Start of Block

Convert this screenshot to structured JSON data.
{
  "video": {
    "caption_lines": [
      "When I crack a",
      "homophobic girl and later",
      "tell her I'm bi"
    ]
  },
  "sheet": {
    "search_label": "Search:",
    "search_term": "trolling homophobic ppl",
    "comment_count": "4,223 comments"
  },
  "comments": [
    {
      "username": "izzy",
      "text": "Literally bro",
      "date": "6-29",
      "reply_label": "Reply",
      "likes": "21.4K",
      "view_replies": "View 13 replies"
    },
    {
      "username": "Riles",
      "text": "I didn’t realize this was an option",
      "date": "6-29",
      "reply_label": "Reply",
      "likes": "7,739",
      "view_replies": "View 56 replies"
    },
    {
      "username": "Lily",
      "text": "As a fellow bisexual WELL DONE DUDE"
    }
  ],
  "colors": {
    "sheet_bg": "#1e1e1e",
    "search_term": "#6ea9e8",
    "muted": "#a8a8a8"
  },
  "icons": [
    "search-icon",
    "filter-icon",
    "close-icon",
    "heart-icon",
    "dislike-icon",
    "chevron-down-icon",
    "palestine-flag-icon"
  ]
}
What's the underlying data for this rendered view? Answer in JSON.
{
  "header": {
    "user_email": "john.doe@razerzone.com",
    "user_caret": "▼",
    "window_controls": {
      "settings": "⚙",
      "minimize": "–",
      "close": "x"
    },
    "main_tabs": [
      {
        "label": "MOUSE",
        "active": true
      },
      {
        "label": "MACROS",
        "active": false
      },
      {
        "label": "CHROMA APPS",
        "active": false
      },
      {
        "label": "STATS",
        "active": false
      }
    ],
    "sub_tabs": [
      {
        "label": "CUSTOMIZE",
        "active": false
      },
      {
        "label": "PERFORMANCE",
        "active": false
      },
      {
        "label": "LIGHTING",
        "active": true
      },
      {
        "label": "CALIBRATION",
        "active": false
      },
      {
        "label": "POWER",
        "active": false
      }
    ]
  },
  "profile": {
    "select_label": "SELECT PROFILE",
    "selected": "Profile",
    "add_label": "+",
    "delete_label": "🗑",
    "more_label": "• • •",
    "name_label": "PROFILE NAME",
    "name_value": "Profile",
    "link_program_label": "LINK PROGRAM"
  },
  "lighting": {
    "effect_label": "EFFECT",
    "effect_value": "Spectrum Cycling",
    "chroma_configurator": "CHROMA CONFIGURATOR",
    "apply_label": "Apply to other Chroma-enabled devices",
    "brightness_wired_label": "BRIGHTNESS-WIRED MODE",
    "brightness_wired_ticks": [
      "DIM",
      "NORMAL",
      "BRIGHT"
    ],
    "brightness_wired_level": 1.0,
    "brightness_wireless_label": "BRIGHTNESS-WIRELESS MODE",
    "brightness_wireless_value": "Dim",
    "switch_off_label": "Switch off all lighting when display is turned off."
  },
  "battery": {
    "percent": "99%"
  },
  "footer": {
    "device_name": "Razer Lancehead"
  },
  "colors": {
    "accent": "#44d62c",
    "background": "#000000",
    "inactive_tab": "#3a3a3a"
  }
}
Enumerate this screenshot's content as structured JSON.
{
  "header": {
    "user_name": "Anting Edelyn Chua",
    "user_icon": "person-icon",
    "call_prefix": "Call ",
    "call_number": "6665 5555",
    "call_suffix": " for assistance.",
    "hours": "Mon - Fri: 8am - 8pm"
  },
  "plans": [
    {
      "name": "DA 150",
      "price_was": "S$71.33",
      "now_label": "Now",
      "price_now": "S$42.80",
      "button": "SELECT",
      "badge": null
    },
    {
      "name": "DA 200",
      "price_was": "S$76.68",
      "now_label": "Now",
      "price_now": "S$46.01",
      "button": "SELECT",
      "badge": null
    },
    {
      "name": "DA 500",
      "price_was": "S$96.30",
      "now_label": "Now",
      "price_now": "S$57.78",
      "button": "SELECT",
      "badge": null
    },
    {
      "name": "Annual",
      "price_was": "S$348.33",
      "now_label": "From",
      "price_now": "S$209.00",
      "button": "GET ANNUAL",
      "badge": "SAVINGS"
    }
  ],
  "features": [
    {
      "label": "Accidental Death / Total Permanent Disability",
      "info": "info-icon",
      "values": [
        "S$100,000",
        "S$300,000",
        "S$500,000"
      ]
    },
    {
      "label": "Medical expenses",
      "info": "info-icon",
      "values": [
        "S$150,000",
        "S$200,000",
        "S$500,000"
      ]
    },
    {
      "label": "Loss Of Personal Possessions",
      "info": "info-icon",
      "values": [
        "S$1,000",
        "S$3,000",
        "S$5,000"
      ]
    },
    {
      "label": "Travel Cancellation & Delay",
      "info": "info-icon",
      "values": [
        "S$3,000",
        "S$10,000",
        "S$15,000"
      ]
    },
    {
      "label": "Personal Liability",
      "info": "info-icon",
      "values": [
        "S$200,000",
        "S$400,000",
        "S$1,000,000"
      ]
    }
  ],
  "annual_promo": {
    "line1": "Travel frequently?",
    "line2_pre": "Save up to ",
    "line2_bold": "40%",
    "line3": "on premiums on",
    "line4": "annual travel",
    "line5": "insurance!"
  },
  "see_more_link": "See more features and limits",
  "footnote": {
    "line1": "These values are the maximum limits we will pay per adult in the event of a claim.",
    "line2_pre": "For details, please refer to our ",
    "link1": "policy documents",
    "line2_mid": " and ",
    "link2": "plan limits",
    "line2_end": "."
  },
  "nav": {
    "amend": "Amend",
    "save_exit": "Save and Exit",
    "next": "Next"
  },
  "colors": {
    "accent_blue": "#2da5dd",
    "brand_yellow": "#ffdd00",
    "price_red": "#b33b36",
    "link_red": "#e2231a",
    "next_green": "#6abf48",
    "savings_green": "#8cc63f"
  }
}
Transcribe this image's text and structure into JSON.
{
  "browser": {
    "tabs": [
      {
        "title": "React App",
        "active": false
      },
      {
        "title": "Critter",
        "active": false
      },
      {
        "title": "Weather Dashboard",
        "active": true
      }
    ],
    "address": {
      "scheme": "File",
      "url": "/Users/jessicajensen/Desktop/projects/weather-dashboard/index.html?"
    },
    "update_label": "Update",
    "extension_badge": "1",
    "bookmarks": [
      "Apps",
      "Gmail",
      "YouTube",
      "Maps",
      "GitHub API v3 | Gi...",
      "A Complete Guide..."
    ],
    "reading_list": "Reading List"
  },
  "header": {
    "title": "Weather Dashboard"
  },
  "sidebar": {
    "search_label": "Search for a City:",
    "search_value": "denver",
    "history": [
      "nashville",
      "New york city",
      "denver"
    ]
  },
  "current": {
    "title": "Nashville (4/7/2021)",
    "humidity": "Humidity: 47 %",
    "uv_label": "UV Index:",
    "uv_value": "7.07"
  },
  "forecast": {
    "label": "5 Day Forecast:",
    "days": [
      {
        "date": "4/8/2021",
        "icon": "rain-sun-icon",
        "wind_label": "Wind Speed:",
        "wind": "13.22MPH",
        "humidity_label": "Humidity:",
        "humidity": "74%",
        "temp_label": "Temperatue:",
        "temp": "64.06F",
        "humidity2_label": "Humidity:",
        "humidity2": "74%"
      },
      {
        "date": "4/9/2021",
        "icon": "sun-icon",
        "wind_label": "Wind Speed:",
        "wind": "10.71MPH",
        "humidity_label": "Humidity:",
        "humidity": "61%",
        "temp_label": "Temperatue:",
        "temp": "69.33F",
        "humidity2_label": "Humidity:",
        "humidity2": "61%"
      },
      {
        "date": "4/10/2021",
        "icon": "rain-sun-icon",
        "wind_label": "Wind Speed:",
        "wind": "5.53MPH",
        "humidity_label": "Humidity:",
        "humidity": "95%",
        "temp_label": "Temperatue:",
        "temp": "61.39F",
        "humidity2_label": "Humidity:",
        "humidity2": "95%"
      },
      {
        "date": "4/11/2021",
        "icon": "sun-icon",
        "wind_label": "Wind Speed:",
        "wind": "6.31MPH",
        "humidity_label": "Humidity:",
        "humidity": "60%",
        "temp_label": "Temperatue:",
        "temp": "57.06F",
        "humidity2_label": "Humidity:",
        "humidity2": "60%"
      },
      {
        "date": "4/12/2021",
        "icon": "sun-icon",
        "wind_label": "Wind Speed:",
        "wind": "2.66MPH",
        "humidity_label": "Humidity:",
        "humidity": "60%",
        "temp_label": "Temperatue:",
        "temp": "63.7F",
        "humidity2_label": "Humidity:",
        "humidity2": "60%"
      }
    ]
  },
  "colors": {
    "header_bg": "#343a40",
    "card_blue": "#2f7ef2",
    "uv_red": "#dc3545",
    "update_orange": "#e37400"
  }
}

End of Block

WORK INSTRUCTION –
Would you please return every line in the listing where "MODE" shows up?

RESULT –
    "brightness_wired_label": "BRIGHTNESS-WIRED MODE",
    "brightness_wireless_label": "BRIGHTNESS-WIRELESS MODE",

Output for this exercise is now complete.